___ Listed entries

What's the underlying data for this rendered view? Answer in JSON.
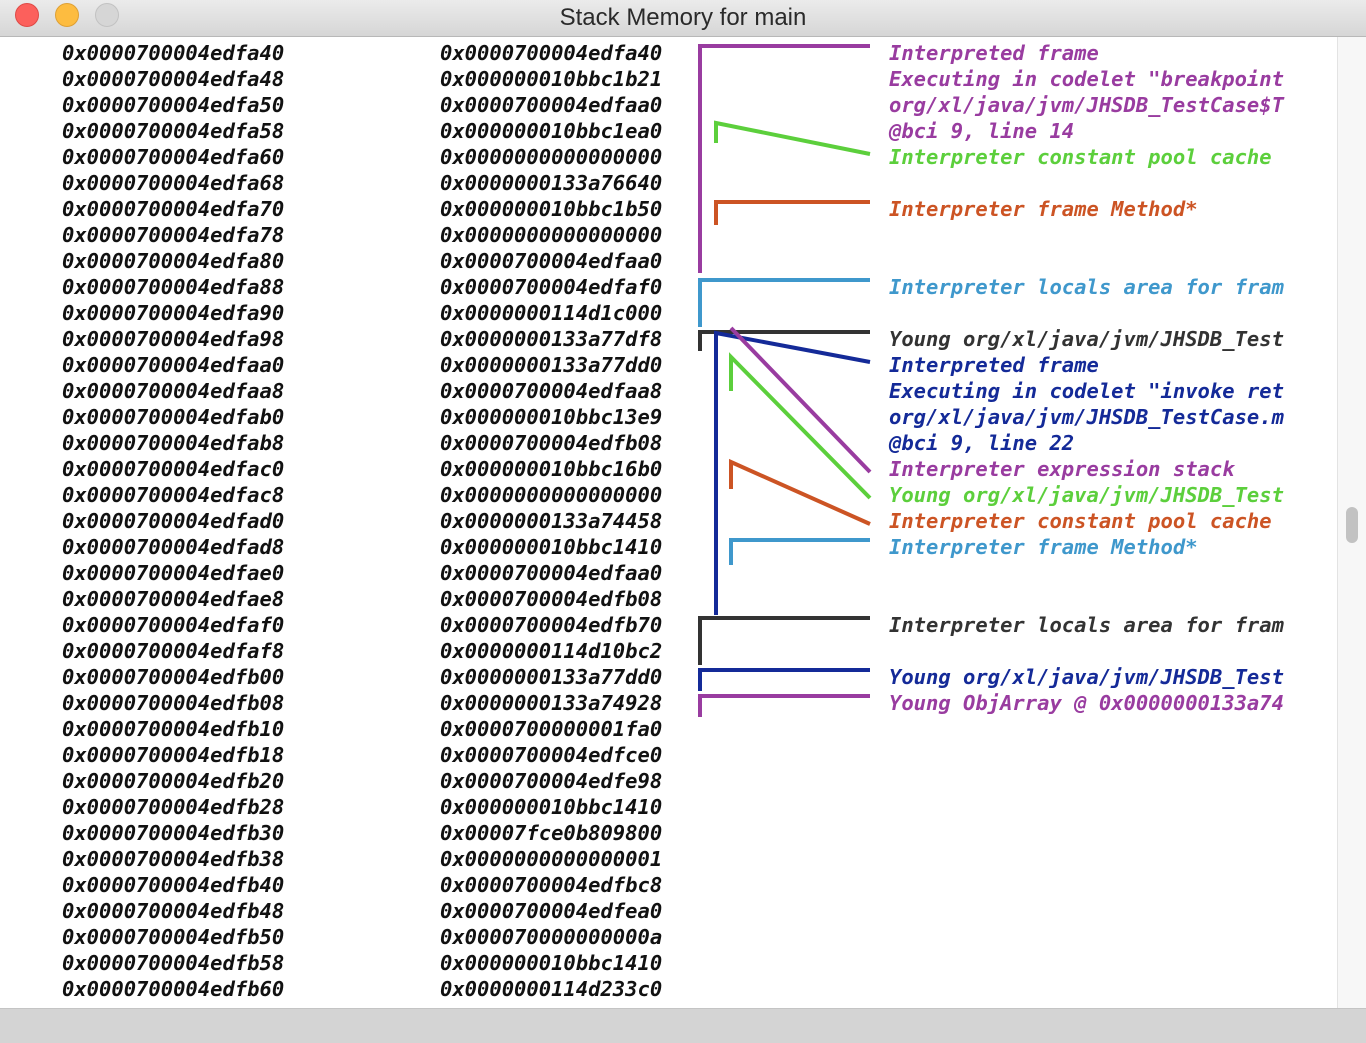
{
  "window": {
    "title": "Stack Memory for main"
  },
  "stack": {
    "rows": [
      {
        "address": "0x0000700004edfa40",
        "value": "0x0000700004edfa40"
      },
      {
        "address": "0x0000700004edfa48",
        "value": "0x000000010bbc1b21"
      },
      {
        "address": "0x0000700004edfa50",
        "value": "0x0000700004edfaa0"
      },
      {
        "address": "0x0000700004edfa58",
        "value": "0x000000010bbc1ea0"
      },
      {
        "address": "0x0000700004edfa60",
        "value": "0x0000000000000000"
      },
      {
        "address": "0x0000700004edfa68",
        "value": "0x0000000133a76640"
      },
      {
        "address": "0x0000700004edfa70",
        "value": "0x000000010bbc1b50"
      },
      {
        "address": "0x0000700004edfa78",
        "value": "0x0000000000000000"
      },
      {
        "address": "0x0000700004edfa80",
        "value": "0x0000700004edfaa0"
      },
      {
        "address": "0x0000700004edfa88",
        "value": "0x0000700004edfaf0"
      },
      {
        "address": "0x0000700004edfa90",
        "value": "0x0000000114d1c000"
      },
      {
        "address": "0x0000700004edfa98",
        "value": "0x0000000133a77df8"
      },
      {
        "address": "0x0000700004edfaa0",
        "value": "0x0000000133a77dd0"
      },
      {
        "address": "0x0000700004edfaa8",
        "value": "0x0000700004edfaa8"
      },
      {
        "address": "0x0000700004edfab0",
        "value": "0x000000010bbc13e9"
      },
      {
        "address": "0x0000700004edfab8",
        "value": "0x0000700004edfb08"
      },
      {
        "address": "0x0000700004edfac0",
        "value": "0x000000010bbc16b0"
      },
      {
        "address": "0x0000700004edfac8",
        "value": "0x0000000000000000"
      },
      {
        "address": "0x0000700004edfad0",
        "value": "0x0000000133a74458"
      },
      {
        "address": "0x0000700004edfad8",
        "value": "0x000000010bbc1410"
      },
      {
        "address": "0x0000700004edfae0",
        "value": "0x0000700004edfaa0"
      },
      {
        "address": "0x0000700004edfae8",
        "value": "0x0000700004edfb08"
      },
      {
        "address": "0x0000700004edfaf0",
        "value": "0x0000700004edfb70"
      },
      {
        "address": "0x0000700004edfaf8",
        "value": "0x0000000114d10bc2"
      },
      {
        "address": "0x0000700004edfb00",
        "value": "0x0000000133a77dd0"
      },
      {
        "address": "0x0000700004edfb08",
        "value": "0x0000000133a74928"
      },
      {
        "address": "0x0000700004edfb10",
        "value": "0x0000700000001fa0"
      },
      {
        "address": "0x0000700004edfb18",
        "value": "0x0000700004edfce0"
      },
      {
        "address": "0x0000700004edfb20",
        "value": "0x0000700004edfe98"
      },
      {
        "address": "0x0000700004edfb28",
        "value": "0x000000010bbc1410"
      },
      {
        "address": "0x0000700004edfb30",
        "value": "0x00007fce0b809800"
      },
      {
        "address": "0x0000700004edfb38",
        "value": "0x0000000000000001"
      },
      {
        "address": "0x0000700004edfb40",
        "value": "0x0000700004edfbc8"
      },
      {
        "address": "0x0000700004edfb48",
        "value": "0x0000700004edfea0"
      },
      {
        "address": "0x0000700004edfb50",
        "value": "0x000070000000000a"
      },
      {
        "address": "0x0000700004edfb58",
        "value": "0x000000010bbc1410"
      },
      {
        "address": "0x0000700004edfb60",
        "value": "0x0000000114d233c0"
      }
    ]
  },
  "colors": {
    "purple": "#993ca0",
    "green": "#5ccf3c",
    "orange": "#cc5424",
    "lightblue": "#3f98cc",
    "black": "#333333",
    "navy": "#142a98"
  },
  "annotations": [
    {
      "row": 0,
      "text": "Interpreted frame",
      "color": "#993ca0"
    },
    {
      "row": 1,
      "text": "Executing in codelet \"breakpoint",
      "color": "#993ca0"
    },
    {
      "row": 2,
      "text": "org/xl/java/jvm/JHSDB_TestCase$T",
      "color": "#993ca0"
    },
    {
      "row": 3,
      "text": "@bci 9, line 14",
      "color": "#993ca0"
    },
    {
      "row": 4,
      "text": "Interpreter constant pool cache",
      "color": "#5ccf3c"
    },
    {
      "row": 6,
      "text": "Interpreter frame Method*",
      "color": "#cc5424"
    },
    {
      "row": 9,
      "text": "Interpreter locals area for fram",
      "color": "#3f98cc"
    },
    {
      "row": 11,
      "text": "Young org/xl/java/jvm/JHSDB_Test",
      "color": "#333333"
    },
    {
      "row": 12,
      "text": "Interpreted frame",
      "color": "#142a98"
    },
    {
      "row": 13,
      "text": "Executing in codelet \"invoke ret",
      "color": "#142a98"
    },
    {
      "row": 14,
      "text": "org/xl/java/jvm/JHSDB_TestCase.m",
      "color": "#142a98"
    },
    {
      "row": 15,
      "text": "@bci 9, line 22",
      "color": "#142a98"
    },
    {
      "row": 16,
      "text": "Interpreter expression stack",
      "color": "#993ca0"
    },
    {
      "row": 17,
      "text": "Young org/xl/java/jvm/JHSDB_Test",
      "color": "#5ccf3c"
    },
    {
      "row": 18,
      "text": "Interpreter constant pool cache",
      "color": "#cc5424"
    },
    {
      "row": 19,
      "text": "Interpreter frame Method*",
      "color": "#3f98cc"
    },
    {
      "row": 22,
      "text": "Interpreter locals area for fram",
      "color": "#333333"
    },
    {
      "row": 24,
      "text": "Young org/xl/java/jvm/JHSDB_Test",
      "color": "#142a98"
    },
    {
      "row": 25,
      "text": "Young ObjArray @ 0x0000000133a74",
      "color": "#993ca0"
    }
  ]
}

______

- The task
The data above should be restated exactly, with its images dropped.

- Written answer
What's the underlying data for this rendered view? Answer in JSON.
{
  "window": {
    "title": "Stack Memory for main"
  },
  "stack": {
    "rows": [
      {
        "address": "0x0000700004edfa40",
        "value": "0x0000700004edfa40"
      },
      {
        "address": "0x0000700004edfa48",
        "value": "0x000000010bbc1b21"
      },
      {
        "address": "0x0000700004edfa50",
        "value": "0x0000700004edfaa0"
      },
      {
        "address": "0x0000700004edfa58",
        "value": "0x000000010bbc1ea0"
      },
      {
        "address": "0x0000700004edfa60",
        "value": "0x0000000000000000"
      },
      {
        "address": "0x0000700004edfa68",
        "value": "0x0000000133a76640"
      },
      {
        "address": "0x0000700004edfa70",
        "value": "0x000000010bbc1b50"
      },
      {
        "address": "0x0000700004edfa78",
        "value": "0x0000000000000000"
      },
      {
        "address": "0x0000700004edfa80",
        "value": "0x0000700004edfaa0"
      },
      {
        "address": "0x0000700004edfa88",
        "value": "0x0000700004edfaf0"
      },
      {
        "address": "0x0000700004edfa90",
        "value": "0x0000000114d1c000"
      },
      {
        "address": "0x0000700004edfa98",
        "value": "0x0000000133a77df8"
      },
      {
        "address": "0x0000700004edfaa0",
        "value": "0x0000000133a77dd0"
      },
      {
        "address": "0x0000700004edfaa8",
        "value": "0x0000700004edfaa8"
      },
      {
        "address": "0x0000700004edfab0",
        "value": "0x000000010bbc13e9"
      },
      {
        "address": "0x0000700004edfab8",
        "value": "0x0000700004edfb08"
      },
      {
        "address": "0x0000700004edfac0",
        "value": "0x000000010bbc16b0"
      },
      {
        "address": "0x0000700004edfac8",
        "value": "0x0000000000000000"
      },
      {
        "address": "0x0000700004edfad0",
        "value": "0x0000000133a74458"
      },
      {
        "address": "0x0000700004edfad8",
        "value": "0x000000010bbc1410"
      },
      {
        "address": "0x0000700004edfae0",
        "value": "0x0000700004edfaa0"
      },
      {
        "address": "0x0000700004edfae8",
        "value": "0x0000700004edfb08"
      },
      {
        "address": "0x0000700004edfaf0",
        "value": "0x0000700004edfb70"
      },
      {
        "address": "0x0000700004edfaf8",
        "value": "0x0000000114d10bc2"
      },
      {
        "address": "0x0000700004edfb00",
        "value": "0x0000000133a77dd0"
      },
      {
        "address": "0x0000700004edfb08",
        "value": "0x0000000133a74928"
      },
      {
        "address": "0x0000700004edfb10",
        "value": "0x0000700000001fa0"
      },
      {
        "address": "0x0000700004edfb18",
        "value": "0x0000700004edfce0"
      },
      {
        "address": "0x0000700004edfb20",
        "value": "0x0000700004edfe98"
      },
      {
        "address": "0x0000700004edfb28",
        "value": "0x000000010bbc1410"
      },
      {
        "address": "0x0000700004edfb30",
        "value": "0x00007fce0b809800"
      },
      {
        "address": "0x0000700004edfb38",
        "value": "0x0000000000000001"
      },
      {
        "address": "0x0000700004edfb40",
        "value": "0x0000700004edfbc8"
      },
      {
        "address": "0x0000700004edfb48",
        "value": "0x0000700004edfea0"
      },
      {
        "address": "0x0000700004edfb50",
        "value": "0x000070000000000a"
      },
      {
        "address": "0x0000700004edfb58",
        "value": "0x000000010bbc1410"
      },
      {
        "address": "0x0000700004edfb60",
        "value": "0x0000000114d233c0"
      }
    ]
  },
  "colors": {
    "purple": "#993ca0",
    "green": "#5ccf3c",
    "orange": "#cc5424",
    "lightblue": "#3f98cc",
    "black": "#333333",
    "navy": "#142a98"
  },
  "annotations": [
    {
      "row": 0,
      "text": "Interpreted frame",
      "color": "#993ca0"
    },
    {
      "row": 1,
      "text": "Executing in codelet \"breakpoint",
      "color": "#993ca0"
    },
    {
      "row": 2,
      "text": "org/xl/java/jvm/JHSDB_TestCase$T",
      "color": "#993ca0"
    },
    {
      "row": 3,
      "text": "@bci 9, line 14",
      "color": "#993ca0"
    },
    {
      "row": 4,
      "text": "Interpreter constant pool cache",
      "color": "#5ccf3c"
    },
    {
      "row": 6,
      "text": "Interpreter frame Method*",
      "color": "#cc5424"
    },
    {
      "row": 9,
      "text": "Interpreter locals area for fram",
      "color": "#3f98cc"
    },
    {
      "row": 11,
      "text": "Young org/xl/java/jvm/JHSDB_Test",
      "color": "#333333"
    },
    {
      "row": 12,
      "text": "Interpreted frame",
      "color": "#142a98"
    },
    {
      "row": 13,
      "text": "Executing in codelet \"invoke ret",
      "color": "#142a98"
    },
    {
      "row": 14,
      "text": "org/xl/java/jvm/JHSDB_TestCase.m",
      "color": "#142a98"
    },
    {
      "row": 15,
      "text": "@bci 9, line 22",
      "color": "#142a98"
    },
    {
      "row": 16,
      "text": "Interpreter expression stack",
      "color": "#993ca0"
    },
    {
      "row": 17,
      "text": "Young org/xl/java/jvm/JHSDB_Test",
      "color": "#5ccf3c"
    },
    {
      "row": 18,
      "text": "Interpreter constant pool cache",
      "color": "#cc5424"
    },
    {
      "row": 19,
      "text": "Interpreter frame Method*",
      "color": "#3f98cc"
    },
    {
      "row": 22,
      "text": "Interpreter locals area for fram",
      "color": "#333333"
    },
    {
      "row": 24,
      "text": "Young org/xl/java/jvm/JHSDB_Test",
      "color": "#142a98"
    },
    {
      "row": 25,
      "text": "Young ObjArray @ 0x0000000133a74",
      "color": "#993ca0"
    }
  ]
}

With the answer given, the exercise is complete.